▶ _The task_:
Report only the number of lines below in which the string "question" appears.

▶ _Collected data_:

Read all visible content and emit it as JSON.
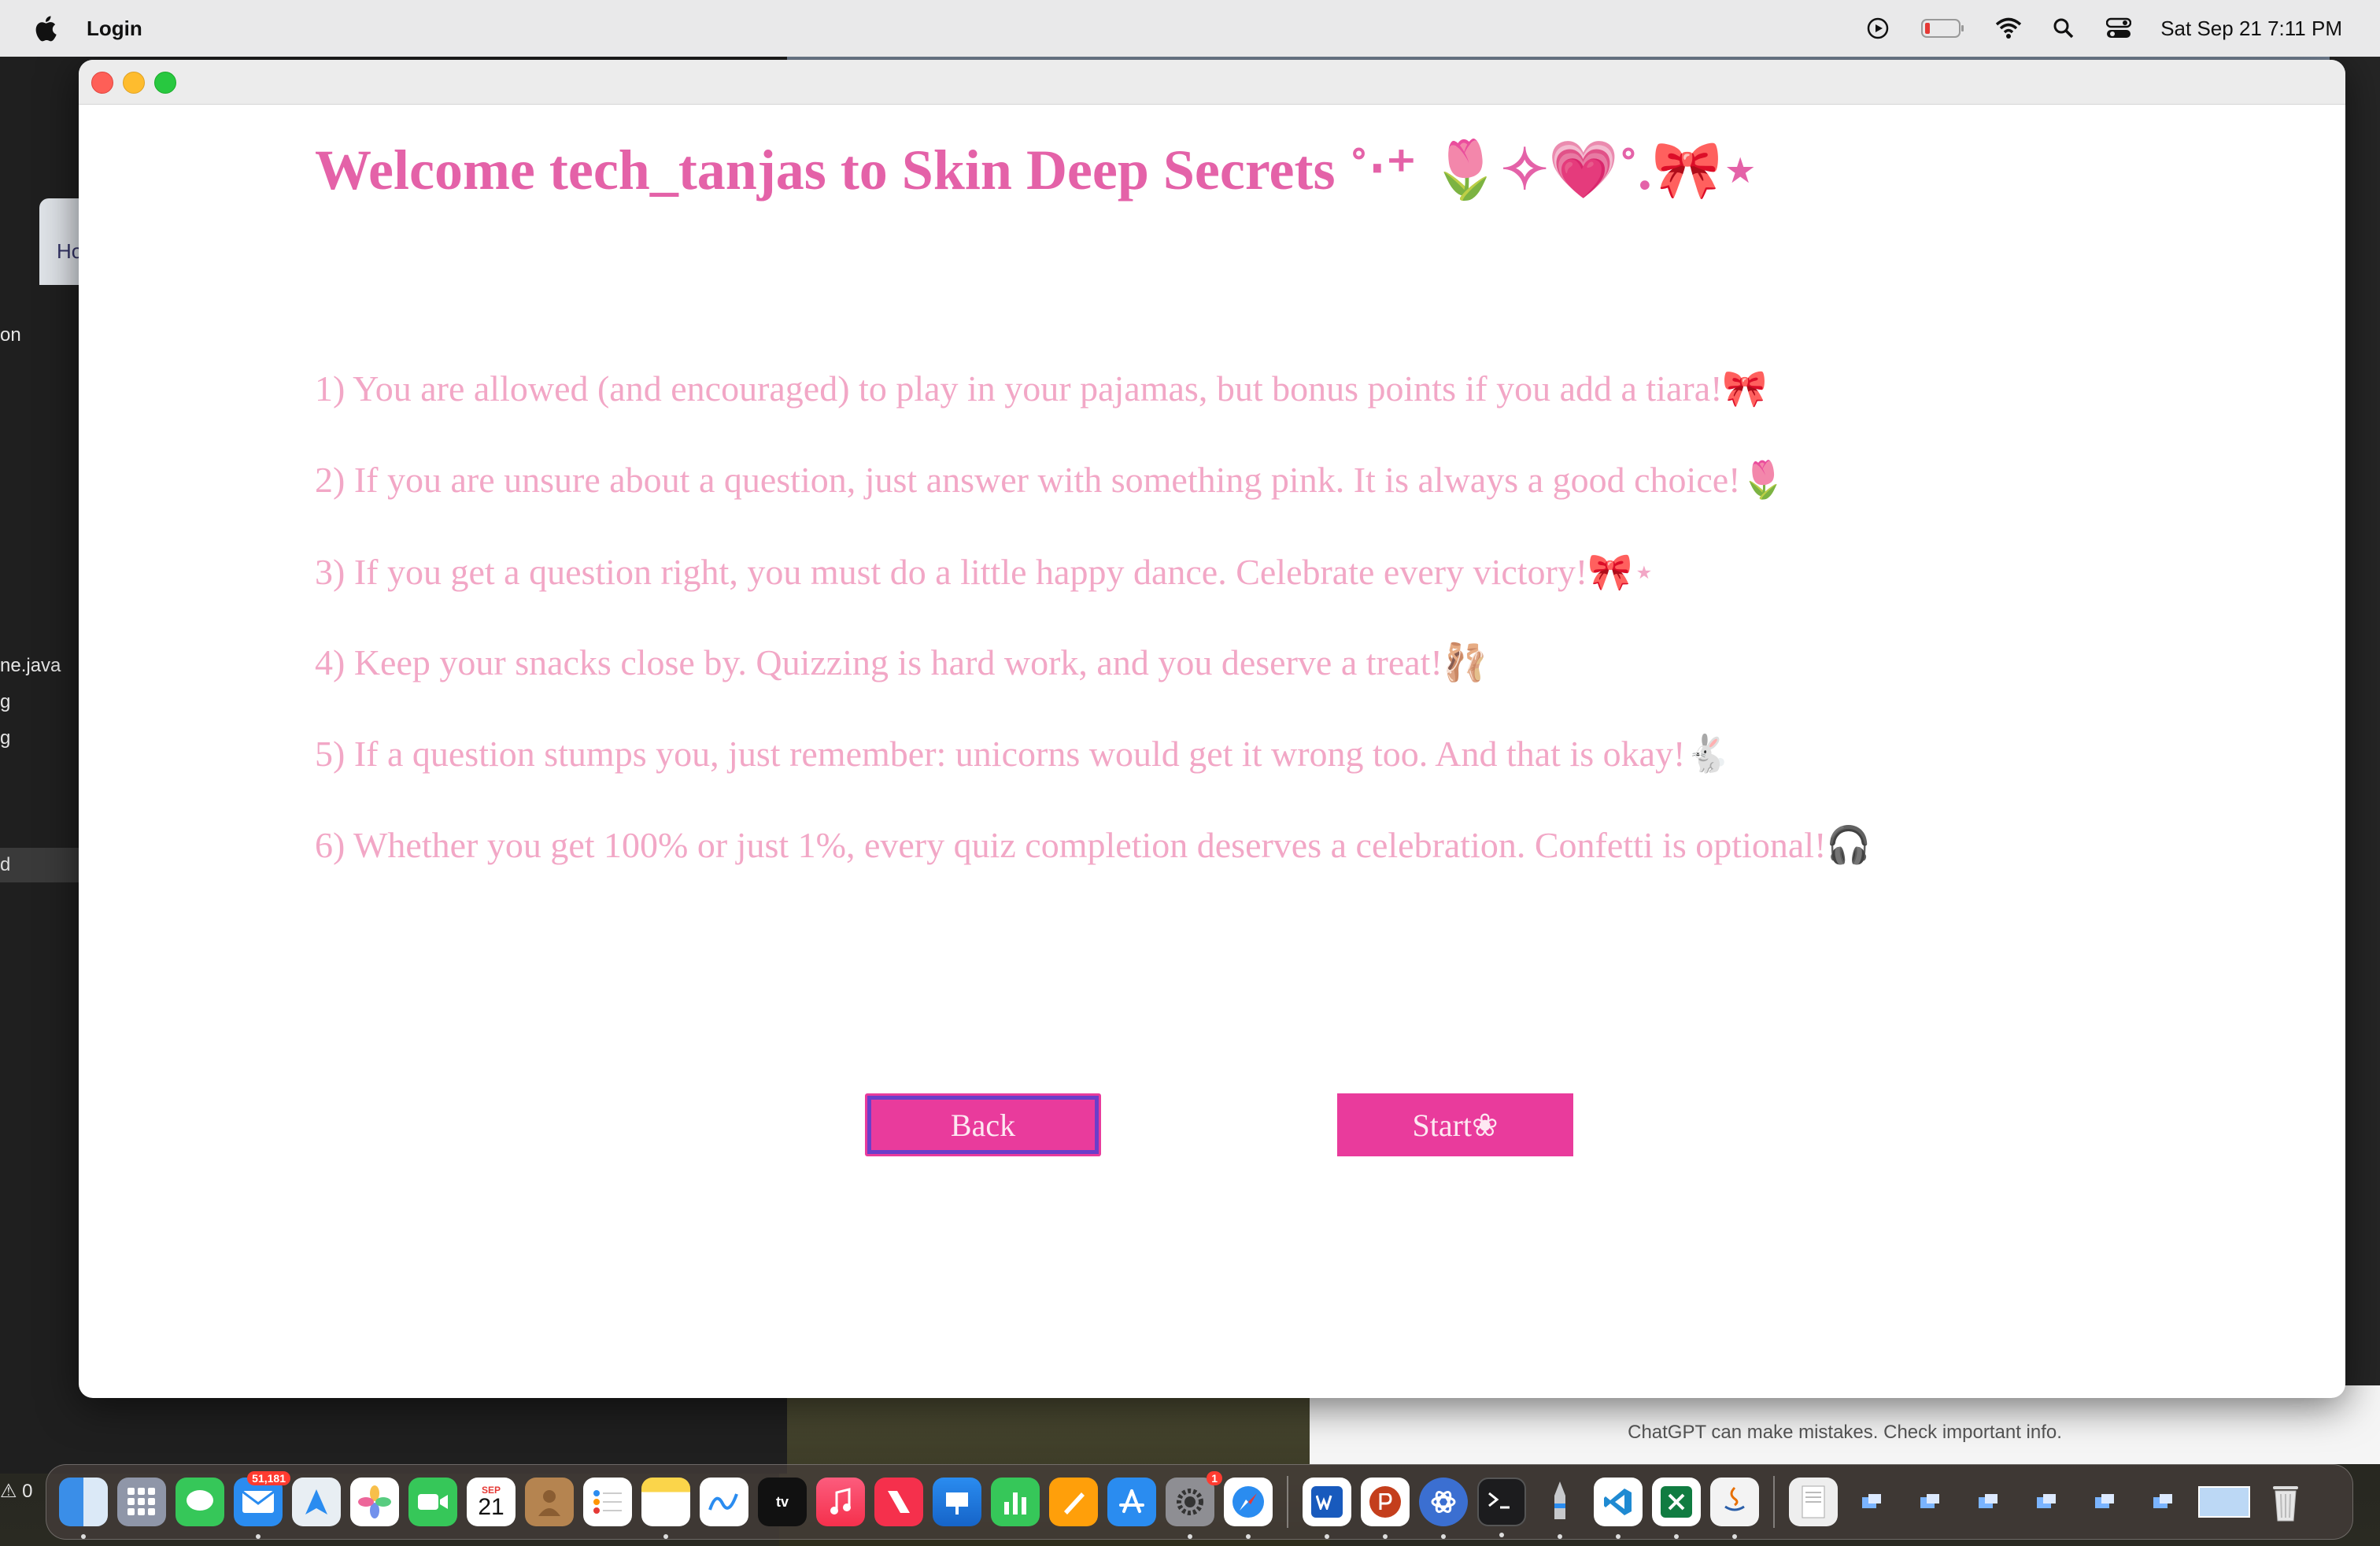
{
  "menubar": {
    "app_name": "Login",
    "clock": "Sat Sep 21  7:11 PM"
  },
  "window": {
    "heading": "Welcome tech_tanjas to Skin Deep Secrets ˚‧⁺ 🌷✧💗˚.🎀⋆",
    "rules": [
      "1) You are allowed (and encouraged) to play in your pajamas, but bonus points if you add a tiara!🎀",
      "2) If you are unsure about a question, just answer with something pink. It is always a good choice!🌷",
      "3) If you get a question right, you must do a little happy dance. Celebrate every victory!🎀⋆",
      "4) Keep your snacks close by. Quizzing is hard work, and you deserve a treat!🩰",
      "5) If a question stumps you, just remember: unicorns would get it wrong too. And that is okay!🐇",
      "6) Whether you get 100% or just 1%, every quiz completion deserves a celebration. Confetti is optional!🎧"
    ],
    "back_label": "Back",
    "start_label": "Start❀"
  },
  "background": {
    "ide_lines": [
      "on",
      "ne.java",
      "g",
      "g",
      "d"
    ],
    "ide_tab": "Ho",
    "chatgpt_note": "ChatGPT can make mistakes. Check important info.",
    "status_left": "⚠ 0"
  },
  "dock": {
    "mail_badge": "51,181",
    "settings_badge": "1",
    "calendar_month": "SEP",
    "calendar_day": "21"
  },
  "colors": {
    "heading": "#e462a8",
    "rule_text": "#f2a7c6",
    "button_bg": "#e93b9c",
    "focus_ring": "#6b3ec9"
  }
}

▶ _Your response_:
3